With the recent mass-casualty shootings in Dayton, Ohio and El Paso, Texas deservedly occupying much of the headlines in newspapers across the country, we feel compelled to remind again of the devastating impact that daily gun violence has on the lives of families experiencing domestic abuse. This is a reality that is keenly felt by our staff at Home Free Community Program and Shelter as advocates working within these programs witness the aftermath of gun violence among families victimized by domestic assault.
Because the risk of lethality is significantly higher for victims of domestic violence living in a home where guns are present, we make it a priority to collaborate with other domestic violence service organizations across the state to advocate for sensible gun safety legislation.
A recent New York Times article highlighted the risk of gun ownership by abusers. The article outlined the findings of a study published in the American Journal of Preventative Medicine which concludes that gun ownership is an indicator of increased lethality for women who are abused by their partner.
“The study reaffirms a well-known connection between access to guns and abusive relationships turning deadly, at a time when intimate partner homicides are on the rise. Research has shown that women killed by their partners are more likely to be murdered with a firearm than by all other means combined, and the presence of a gun in domestic violence situations can increase the risk of homicide for women by as much as 500 percent, according to the National Domestic Violence Hotline.”

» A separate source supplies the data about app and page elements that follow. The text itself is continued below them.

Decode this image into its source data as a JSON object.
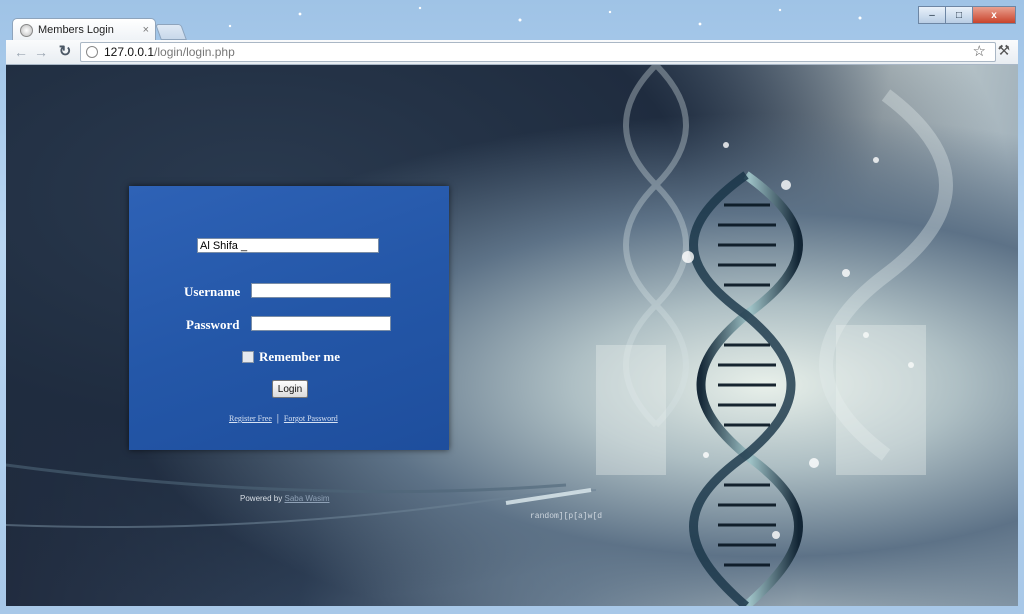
{
  "browser": {
    "tab_title": "Members Login",
    "tab_close": "×",
    "url_host": "127.0.0.1",
    "url_path": "/login/login.php",
    "window_controls": {
      "minimize": "–",
      "maximize": "□",
      "close": "x"
    },
    "nav": {
      "back": "←",
      "forward": "→",
      "reload": "↻",
      "star": "☆",
      "wrench": "⚒"
    }
  },
  "login": {
    "org_value": "Al Shifa _",
    "username_label": "Username",
    "password_label": "Password",
    "remember_label": "Remember me",
    "login_button": "Login",
    "register_link": "Register Free",
    "separator": "|",
    "forgot_link": "Forgot Password"
  },
  "footer": {
    "powered_by": "Powered by",
    "author": "Saba Wasim",
    "brand": "random][p[a]w[d"
  },
  "colors": {
    "login_box": "#2457a8",
    "page_dark": "#1d2638",
    "dna_accent": "#cfe3e3"
  }
}
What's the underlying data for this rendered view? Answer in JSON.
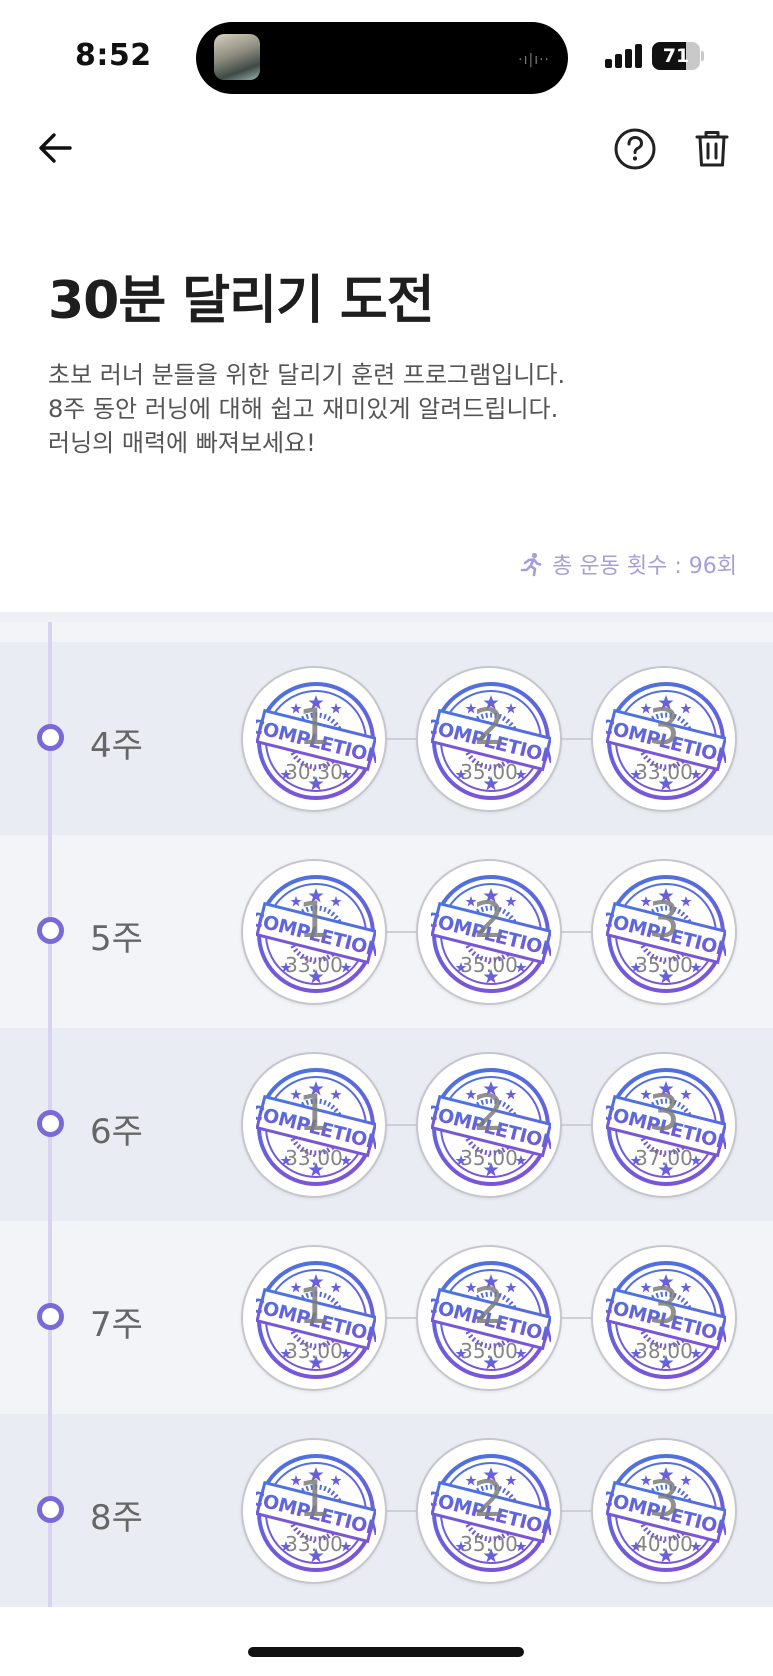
{
  "status_bar": {
    "time": "8:52",
    "battery": "71",
    "battery_level": 0.71
  },
  "header": {
    "back_icon": "arrow-left-icon",
    "help_icon": "question-circle-icon",
    "trash_icon": "trash-icon"
  },
  "program": {
    "title": "30분 달리기 도전",
    "description": [
      "초보 러너 분들을 위한 달리기 훈련 프로그램입니다.",
      "8주 동안 러닝에 대해 쉽고 재미있게 알려드립니다.",
      "러닝의 매력에 빠져보세요!"
    ],
    "total_count": "총 운동 횟수 : 96회"
  },
  "colors": {
    "accent": "#7a6ad8",
    "stamp_blue": "#4a74e0",
    "stamp_purple": "#7a55d8"
  },
  "stamp_text": "COMPLETION",
  "weeks": [
    {
      "label": "4주",
      "sessions": [
        {
          "num": "1",
          "time": "30:30"
        },
        {
          "num": "2",
          "time": "35:00"
        },
        {
          "num": "3",
          "time": "33:00"
        }
      ]
    },
    {
      "label": "5주",
      "sessions": [
        {
          "num": "1",
          "time": "33:00"
        },
        {
          "num": "2",
          "time": "35:00"
        },
        {
          "num": "3",
          "time": "35:00"
        }
      ]
    },
    {
      "label": "6주",
      "sessions": [
        {
          "num": "1",
          "time": "33:00"
        },
        {
          "num": "2",
          "time": "35:00"
        },
        {
          "num": "3",
          "time": "37:00"
        }
      ]
    },
    {
      "label": "7주",
      "sessions": [
        {
          "num": "1",
          "time": "33:00"
        },
        {
          "num": "2",
          "time": "35:00"
        },
        {
          "num": "3",
          "time": "38:00"
        }
      ]
    },
    {
      "label": "8주",
      "sessions": [
        {
          "num": "1",
          "time": "33:00"
        },
        {
          "num": "2",
          "time": "35:00"
        },
        {
          "num": "3",
          "time": "40:00"
        }
      ]
    }
  ]
}
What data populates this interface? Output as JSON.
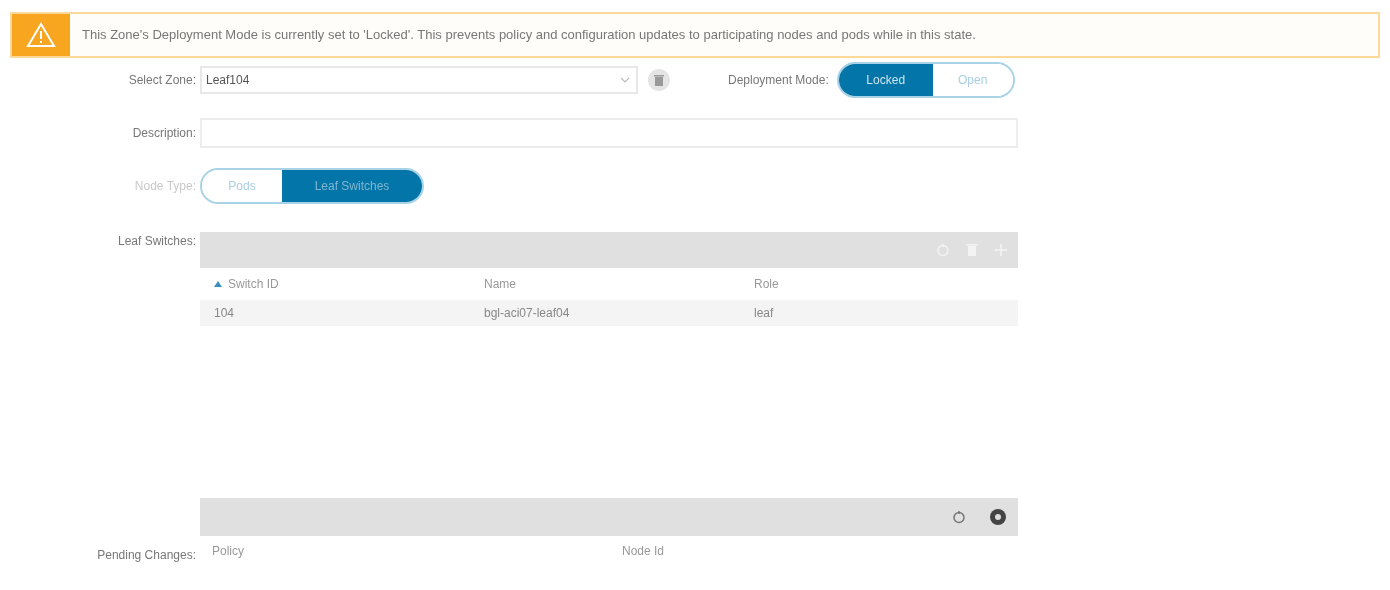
{
  "banner": {
    "text": "This Zone's Deployment Mode is currently set to 'Locked'. This prevents policy and configuration updates to participating nodes and pods while in this state."
  },
  "zone": {
    "label": "Select Zone:",
    "value": "Leaf104"
  },
  "deployment_mode": {
    "label": "Deployment Mode:",
    "options": [
      {
        "label": "Locked",
        "selected": true
      },
      {
        "label": "Open",
        "selected": false
      }
    ]
  },
  "description": {
    "label": "Description:"
  },
  "node_type": {
    "label": "Node Type:",
    "disabled": true,
    "options": [
      {
        "label": "Pods",
        "selected": false
      },
      {
        "label": "Leaf Switches",
        "selected": true
      }
    ]
  },
  "leaf_switches": {
    "label": "Leaf Switches:",
    "columns": [
      {
        "label": "Switch ID",
        "sorted": true
      },
      {
        "label": "Name",
        "sorted": false
      },
      {
        "label": "Role",
        "sorted": false
      }
    ],
    "rows": [
      [
        "104",
        "bgl-aci07-leaf04",
        "leaf"
      ]
    ]
  },
  "pending_changes": {
    "label": "Pending Changes:",
    "columns": [
      "Policy",
      "Node Id"
    ]
  }
}
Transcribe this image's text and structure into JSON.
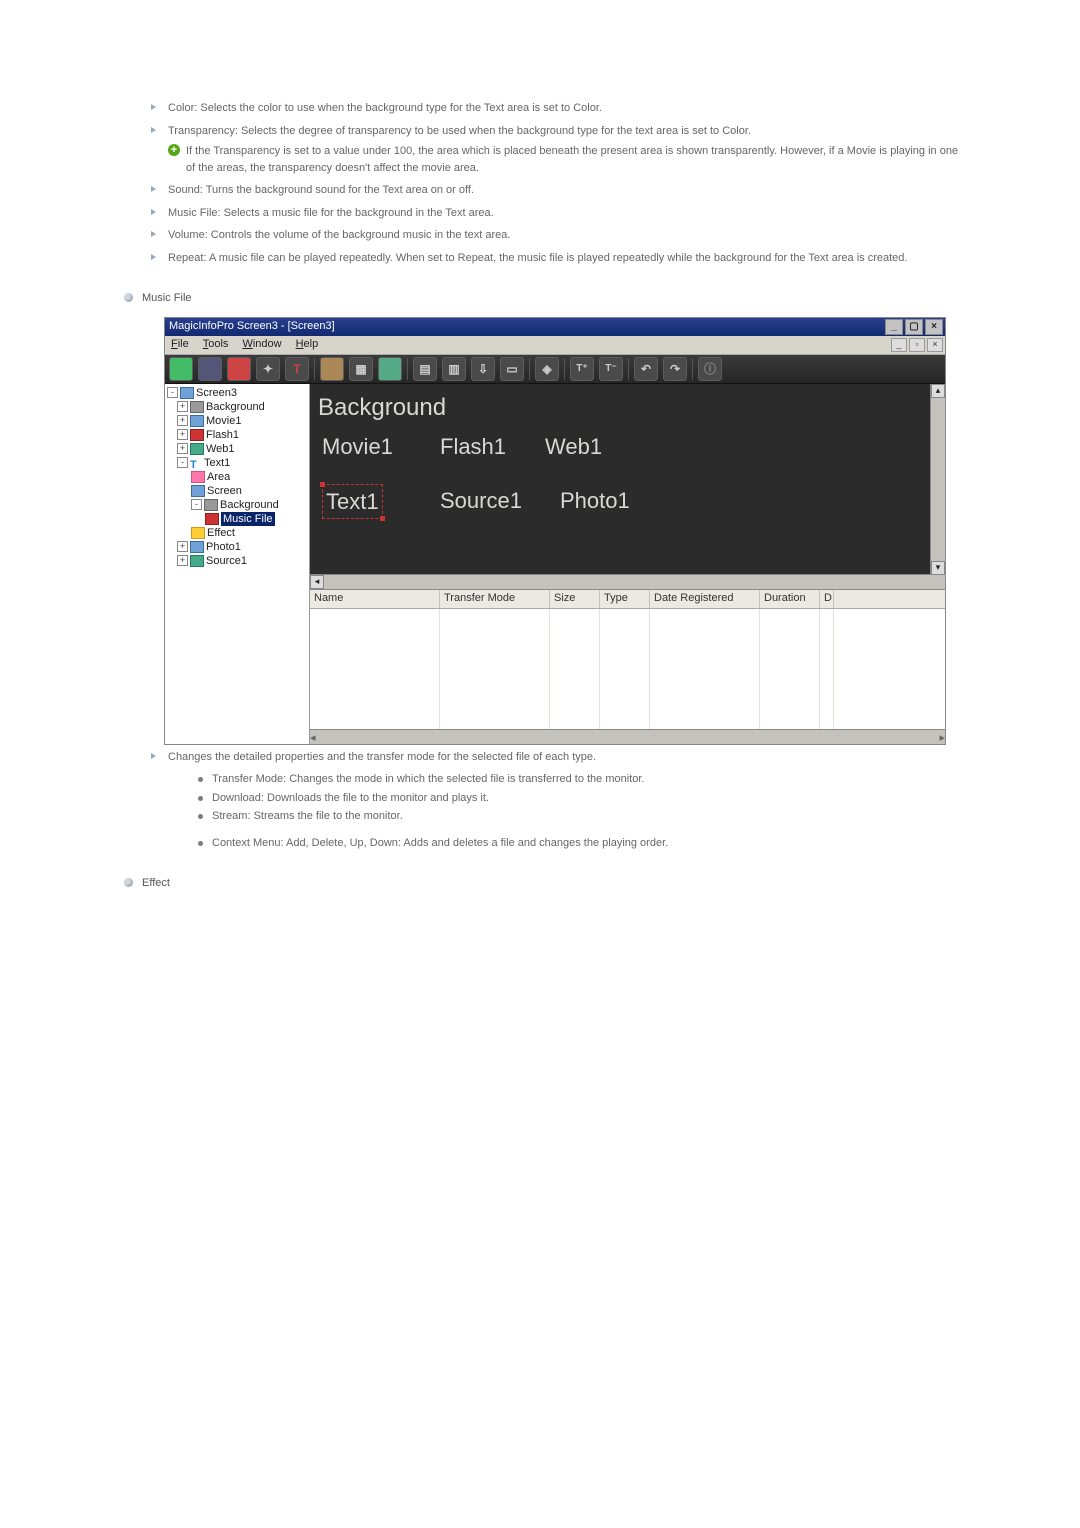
{
  "bullets": {
    "color": "Color: Selects the color to use when the background type for the Text area is set to Color.",
    "transparency": "Transparency: Selects the degree of transparency to be used when the background type for the text area is set to Color.",
    "transparency_note": "If the Transparency is set to a value under 100, the area which is placed beneath the present area is shown transparently. However, if a Movie is playing in one of the areas, the transparency doesn't affect the movie area.",
    "sound": "Sound: Turns the background sound for the Text area on or off.",
    "music_file": "Music File: Selects a music file for the background in the Text area.",
    "volume": "Volume: Controls the volume of the background music in the text area.",
    "repeat": "Repeat: A music file can be played repeatedly. When set to Repeat, the music file is played repeatedly while the background for the Text area is created."
  },
  "sections": {
    "music_file": "Music File",
    "effect": "Effect"
  },
  "window": {
    "title": "MagicInfoPro Screen3 - [Screen3]",
    "menu": {
      "file": "File",
      "tools": "Tools",
      "window": "Window",
      "help": "Help"
    },
    "toolbar_letters": [
      "",
      "",
      "",
      "",
      "T",
      "",
      "",
      "",
      "",
      "",
      "",
      "",
      "",
      "",
      "",
      "",
      "",
      ""
    ],
    "tree": {
      "root": "Screen3",
      "items": [
        "Background",
        "Movie1",
        "Flash1",
        "Web1",
        "Text1",
        "Area",
        "Screen",
        "Background",
        "Music File",
        "Effect",
        "Photo1",
        "Source1"
      ]
    },
    "canvas": {
      "bg": "Background",
      "movie": "Movie1",
      "flash": "Flash1",
      "web": "Web1",
      "text": "Text1",
      "source": "Source1",
      "photo": "Photo1"
    },
    "table_headers": {
      "name": "Name",
      "transfer": "Transfer Mode",
      "size": "Size",
      "type": "Type",
      "date": "Date Registered",
      "duration": "Duration"
    }
  },
  "post_image": "Changes the detailed properties and the transfer mode for the selected file of each type.",
  "dot_items": {
    "a": "Transfer Mode: Changes the mode in which the selected file is transferred to the monitor.",
    "b": "Download: Downloads the file to the monitor and plays it.",
    "c": "Stream: Streams the file to the monitor.",
    "d": "Context Menu: Add, Delete, Up, Down: Adds and deletes a file and changes the playing order."
  }
}
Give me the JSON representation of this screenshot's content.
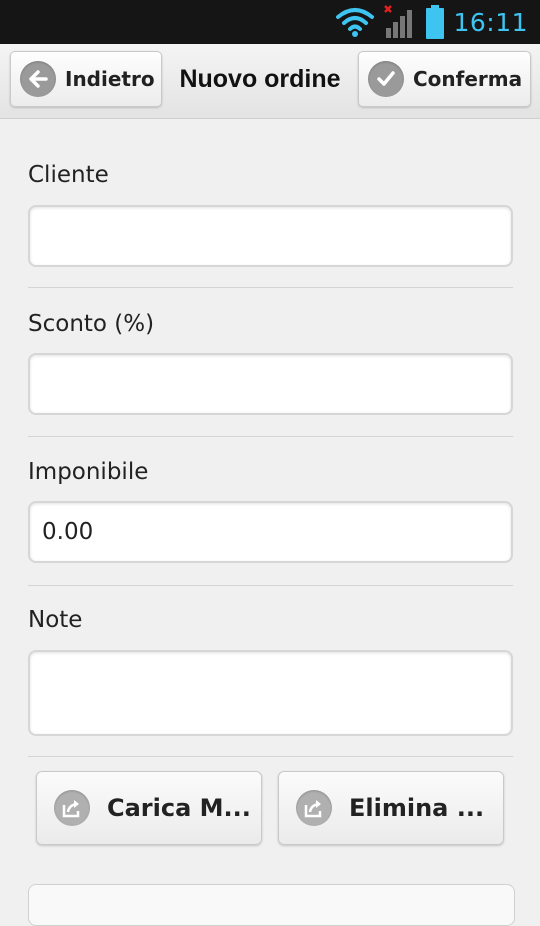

In February, the Minnesota State Legislature debated the merits of a “Red Flag” bill that would have allowed relatives or law enforcement to petition a judge to take away firearms from those deemed a danger to themselves or others. The bill passed in the MN House, but it failed to advance in the Senate, leaving Minnesota families with few legal options for preventing gun violence in the home.
“We don’t have any clear answer for people who call and say there are guns in the house and that they want them removed,” says Elsa Swenson, Program Manager of the Home Free Community Program. “It’s not clear to local police what they can and cannot do in regards to removing guns, when they have the authority to and when they don’t. Local police refer us to the Sheriff’s department, but the Sheriff’s department says they can’t remove them. So, what ends up happening is that law enforcement tells the victim that they have to remove the guns themselves. Which is obviously not safe.”
While it appears that for now gun safety legislation in the state is stalled, the shootings in Dayton and El Paso have once again brought the debate to a national stage. In spite of the collective cynicism among some politicians and advocates alike that meaningful gun death prevention efforts will ever be passed by Congress, there are glimmers of hope that some real change could be just around the corner. For that hope to ignite meaningful change, we are all required to take action.
We urge you to contact your state and local representatives and ask them to take the steps necessary to prevent the senseless deaths caused as a result of an abuser having easy access to a firearm. We also ask you to contact your Senator to ask for their support in reauthorizing the Violence Against Women Act (VAWA), which has passed the House but is stalled in the Senate. VAWA ensures funding for domestic violence organizations nationwide, including Home Free Community Program and Shelter. For information on what you can do or to learn more about this issue, please check out the resources listed below.
Featured image courtesy Chip Somodevilla/Getty Images News/Getty Images
Katy Daniels is the Associate Director for Missions Inc. Programs.